By Aloni Benau, Glow Dreaming co-founder
Sleep. A word that sends a shiver down the spine of any parent.
For those who did the hard sleep yards with their babies – maybe even paying the big bucks for sleep school – you may now be finding yourself back to the future with sleep issues resurfacing. Only this time, the kids are bigger, and the issues are manifesting in the classroom as well as the home.
At Glow Dreaming, 67 percent of parents have told us that in their home’s sleep challenges are on the rise.
Why? This could come down to a combination of factors, including too much screen time and not enough outdoor activity, but a consistent contributor is the constant change in routines.
Psychologist Leanne Oshry, who specialises in working with children, has seen an increase in behavioural sleep problems since the COVID pandemic.
“The world has felt unsafe and threatening with the virus, prolonged uncertainty, loss of structure and routine. This may have culminated in regressive behaviours with an increased resistance to sleep,” she said.
The pandemic’s constant change in routines is a major contributing factor for resurfacing sleep issues in children.

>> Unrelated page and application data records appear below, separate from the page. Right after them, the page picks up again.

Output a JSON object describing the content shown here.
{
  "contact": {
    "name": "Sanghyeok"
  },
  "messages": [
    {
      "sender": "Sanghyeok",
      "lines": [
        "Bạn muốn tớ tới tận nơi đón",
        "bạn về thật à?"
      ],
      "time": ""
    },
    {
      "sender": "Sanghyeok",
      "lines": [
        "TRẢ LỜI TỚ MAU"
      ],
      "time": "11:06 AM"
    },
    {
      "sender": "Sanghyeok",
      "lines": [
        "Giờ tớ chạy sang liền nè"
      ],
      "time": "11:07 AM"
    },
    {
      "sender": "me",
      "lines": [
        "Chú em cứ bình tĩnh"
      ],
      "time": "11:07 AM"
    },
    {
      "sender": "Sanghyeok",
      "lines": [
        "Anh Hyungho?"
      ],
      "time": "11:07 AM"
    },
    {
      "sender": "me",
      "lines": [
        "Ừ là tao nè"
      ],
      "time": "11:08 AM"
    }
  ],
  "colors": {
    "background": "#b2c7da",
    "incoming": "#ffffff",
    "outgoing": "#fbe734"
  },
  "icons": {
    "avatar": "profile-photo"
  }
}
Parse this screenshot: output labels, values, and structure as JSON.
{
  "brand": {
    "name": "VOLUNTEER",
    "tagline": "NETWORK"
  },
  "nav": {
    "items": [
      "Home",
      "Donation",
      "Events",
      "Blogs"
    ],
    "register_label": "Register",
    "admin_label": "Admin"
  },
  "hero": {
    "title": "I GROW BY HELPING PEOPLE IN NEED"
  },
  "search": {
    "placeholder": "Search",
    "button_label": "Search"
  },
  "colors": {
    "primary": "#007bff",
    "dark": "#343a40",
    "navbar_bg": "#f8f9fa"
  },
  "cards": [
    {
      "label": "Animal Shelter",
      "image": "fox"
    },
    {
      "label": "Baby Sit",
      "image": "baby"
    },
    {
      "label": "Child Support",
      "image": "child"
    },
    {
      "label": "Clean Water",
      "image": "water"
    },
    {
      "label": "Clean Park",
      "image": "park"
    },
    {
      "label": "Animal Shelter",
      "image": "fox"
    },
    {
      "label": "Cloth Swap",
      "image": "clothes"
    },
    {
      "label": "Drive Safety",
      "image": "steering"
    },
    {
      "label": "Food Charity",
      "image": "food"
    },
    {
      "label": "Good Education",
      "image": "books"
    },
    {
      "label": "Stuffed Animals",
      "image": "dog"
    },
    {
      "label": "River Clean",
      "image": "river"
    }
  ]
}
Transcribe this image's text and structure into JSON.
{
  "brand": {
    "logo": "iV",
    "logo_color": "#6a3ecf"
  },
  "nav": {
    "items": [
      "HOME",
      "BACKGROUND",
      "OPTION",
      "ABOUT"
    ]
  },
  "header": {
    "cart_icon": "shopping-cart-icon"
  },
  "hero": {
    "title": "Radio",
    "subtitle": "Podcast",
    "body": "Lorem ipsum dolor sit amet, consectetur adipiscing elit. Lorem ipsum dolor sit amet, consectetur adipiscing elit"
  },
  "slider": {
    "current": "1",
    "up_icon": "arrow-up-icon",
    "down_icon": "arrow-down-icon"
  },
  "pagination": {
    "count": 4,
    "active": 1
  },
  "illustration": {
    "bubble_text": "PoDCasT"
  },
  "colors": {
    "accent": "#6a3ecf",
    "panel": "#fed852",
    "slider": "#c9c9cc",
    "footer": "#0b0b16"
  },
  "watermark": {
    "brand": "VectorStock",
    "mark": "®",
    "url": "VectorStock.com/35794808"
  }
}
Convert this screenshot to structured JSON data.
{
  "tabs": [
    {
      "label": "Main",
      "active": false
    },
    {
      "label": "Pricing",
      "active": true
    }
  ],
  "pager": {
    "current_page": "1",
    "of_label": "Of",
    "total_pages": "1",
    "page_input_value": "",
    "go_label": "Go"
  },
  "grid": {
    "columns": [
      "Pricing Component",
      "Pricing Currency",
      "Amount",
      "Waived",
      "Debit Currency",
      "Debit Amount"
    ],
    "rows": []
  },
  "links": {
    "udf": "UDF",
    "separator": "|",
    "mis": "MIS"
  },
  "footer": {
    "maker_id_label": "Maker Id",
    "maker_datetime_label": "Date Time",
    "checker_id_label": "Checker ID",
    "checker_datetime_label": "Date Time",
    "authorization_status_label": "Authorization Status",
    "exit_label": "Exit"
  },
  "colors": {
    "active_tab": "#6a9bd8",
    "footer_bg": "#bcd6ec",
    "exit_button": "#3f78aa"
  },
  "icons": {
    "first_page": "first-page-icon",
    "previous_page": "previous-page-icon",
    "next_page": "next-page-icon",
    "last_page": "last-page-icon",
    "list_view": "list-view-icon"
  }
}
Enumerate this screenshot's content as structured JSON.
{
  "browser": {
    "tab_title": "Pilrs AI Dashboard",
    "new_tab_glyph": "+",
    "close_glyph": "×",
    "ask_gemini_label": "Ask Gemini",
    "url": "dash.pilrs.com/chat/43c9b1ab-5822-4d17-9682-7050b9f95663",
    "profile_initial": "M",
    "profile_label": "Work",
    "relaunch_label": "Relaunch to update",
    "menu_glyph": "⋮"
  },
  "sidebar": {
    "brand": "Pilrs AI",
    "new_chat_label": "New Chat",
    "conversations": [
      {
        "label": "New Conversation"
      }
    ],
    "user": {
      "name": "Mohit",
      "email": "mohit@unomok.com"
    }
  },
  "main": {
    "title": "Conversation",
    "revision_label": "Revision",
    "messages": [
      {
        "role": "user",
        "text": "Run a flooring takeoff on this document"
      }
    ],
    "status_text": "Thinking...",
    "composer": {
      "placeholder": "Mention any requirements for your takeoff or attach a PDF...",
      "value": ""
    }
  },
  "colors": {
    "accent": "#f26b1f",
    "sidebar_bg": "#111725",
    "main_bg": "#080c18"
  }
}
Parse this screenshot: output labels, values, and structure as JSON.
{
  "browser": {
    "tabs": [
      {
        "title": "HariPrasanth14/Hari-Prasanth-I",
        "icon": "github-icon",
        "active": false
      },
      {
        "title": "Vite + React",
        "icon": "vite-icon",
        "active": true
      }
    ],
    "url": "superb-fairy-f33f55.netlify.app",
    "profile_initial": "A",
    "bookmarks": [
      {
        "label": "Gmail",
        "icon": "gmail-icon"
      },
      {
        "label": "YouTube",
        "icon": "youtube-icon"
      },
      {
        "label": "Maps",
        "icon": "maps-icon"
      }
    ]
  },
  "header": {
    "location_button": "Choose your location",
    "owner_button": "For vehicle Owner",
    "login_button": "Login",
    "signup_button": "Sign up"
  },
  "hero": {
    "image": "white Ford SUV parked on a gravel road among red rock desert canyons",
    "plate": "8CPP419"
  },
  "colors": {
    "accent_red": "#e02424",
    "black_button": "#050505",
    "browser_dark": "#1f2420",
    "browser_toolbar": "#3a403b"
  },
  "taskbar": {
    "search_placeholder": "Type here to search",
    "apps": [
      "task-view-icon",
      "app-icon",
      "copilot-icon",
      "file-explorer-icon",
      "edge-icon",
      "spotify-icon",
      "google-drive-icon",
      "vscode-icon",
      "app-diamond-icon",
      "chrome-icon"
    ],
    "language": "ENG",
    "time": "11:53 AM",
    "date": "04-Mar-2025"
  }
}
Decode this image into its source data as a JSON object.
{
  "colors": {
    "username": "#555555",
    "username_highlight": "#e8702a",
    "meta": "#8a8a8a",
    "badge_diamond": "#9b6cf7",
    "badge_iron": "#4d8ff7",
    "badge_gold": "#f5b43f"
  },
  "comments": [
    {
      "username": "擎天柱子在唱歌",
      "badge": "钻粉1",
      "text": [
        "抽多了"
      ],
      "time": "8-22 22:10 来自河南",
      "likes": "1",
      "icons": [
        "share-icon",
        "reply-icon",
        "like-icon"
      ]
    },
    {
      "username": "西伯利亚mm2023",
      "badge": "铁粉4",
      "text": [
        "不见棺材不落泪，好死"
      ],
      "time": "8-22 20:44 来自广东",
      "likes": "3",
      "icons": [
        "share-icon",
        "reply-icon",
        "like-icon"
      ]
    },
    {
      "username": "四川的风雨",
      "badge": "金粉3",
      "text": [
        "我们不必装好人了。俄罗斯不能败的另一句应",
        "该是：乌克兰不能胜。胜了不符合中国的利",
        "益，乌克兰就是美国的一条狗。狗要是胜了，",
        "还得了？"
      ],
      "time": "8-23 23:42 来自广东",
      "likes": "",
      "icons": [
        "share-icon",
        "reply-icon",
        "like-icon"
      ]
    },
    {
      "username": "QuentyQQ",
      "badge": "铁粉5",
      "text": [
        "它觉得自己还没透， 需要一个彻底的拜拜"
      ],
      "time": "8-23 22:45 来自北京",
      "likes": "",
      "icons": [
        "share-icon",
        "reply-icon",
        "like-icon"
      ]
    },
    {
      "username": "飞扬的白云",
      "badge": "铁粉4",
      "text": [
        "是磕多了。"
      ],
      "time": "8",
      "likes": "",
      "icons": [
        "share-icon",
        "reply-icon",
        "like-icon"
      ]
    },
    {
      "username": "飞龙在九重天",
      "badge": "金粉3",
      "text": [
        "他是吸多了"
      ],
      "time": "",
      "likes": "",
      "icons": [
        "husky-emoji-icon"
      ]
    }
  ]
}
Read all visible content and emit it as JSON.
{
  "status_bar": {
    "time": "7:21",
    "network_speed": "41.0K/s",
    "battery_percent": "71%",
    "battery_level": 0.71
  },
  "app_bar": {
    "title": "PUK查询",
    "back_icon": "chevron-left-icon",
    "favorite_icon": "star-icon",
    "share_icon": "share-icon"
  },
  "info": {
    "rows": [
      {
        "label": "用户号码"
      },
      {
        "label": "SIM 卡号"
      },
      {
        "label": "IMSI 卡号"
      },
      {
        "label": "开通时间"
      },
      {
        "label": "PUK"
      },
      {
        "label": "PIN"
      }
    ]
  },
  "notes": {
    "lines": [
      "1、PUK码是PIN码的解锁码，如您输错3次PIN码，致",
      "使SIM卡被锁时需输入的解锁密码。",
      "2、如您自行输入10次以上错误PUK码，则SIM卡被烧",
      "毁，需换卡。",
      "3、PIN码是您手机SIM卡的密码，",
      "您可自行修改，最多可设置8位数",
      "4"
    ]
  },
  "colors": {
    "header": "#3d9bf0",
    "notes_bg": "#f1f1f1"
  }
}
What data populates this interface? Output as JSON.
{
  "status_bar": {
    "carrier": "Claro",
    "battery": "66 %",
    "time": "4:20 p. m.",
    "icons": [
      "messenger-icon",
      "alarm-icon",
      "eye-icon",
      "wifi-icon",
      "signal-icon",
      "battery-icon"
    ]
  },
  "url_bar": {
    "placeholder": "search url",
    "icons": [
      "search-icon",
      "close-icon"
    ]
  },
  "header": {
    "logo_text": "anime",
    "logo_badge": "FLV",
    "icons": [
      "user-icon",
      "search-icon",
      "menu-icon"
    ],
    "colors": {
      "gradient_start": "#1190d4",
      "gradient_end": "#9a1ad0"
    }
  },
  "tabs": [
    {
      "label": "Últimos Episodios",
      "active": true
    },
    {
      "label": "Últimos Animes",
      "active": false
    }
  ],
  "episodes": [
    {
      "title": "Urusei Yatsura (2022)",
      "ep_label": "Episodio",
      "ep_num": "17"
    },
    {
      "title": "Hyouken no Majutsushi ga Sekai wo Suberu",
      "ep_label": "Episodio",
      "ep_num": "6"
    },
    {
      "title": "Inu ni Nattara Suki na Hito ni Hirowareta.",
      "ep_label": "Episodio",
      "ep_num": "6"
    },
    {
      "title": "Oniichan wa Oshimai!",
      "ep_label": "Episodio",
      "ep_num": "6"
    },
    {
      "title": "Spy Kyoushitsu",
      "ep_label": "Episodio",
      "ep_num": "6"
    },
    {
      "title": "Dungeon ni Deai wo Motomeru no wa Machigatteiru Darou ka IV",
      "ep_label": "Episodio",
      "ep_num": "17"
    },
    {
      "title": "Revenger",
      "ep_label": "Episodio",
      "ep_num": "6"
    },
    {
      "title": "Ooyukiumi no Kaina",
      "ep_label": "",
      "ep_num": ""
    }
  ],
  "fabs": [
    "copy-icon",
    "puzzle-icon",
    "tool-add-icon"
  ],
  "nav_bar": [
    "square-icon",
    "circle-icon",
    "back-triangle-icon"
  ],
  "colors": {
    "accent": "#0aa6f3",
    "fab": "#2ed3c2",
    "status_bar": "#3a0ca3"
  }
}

Dr Oshry highlights the side effects of poor sleep can be very serious and result in a multitude of physical, emotional, behavioural, social and cognitive problems.
“Children may have less energy, poor immune system function, heightened anxiety and less tolerance. Their ability to focus and concentrate on tasks can also be diminished.”
While problematic at home, teachers will tell you that these side effects can be extremely challenging in the classroom. Particularly if there’s several kids in the one class who are short on sleep.
Primary school educator Rebecca Condon said children tend to flare up quickly and have very short tempers when they lack sleep.
“The children can be extra sensitive, reluctant to participate and tend to have trouble concentrating on simple tasks. Sleep disturbances are particularly obvious when reading. They can mechanically read the words but have no comprehension of what they’ve read. There can be a multitude of factors impacting comprehension but often we discover a sleep problem at the core,” Mrs Condon said.
Aloni Benau, Glow Dreaming co-founder, discusses why sleep challenges are on the rise.
Assistant School Principal Bradley echoed these observations at the senior school level.
“Sleep is a key factor in contributing to a student’s health (both physically and mentally) and cognitive function. If a young person is getting enough quality sleep, they can transfer knowledge from their short term or working memory into long term memory. If students do not have enough quality sleep, they are more likely to struggle with their studies,” he said.
According to Bradley, most students aged five to 12 years need more than nine hours but are only getting around seven.
The good news is, despite the continuing rocky road, quality sleep is not out of reach for most children.
The Glow Dreaming Sleep Team recommend these top tips:
For more tips and advice on how to get your kids the best night’s sleep visit glowdreaming.com, Australia’s leading experts in sleep.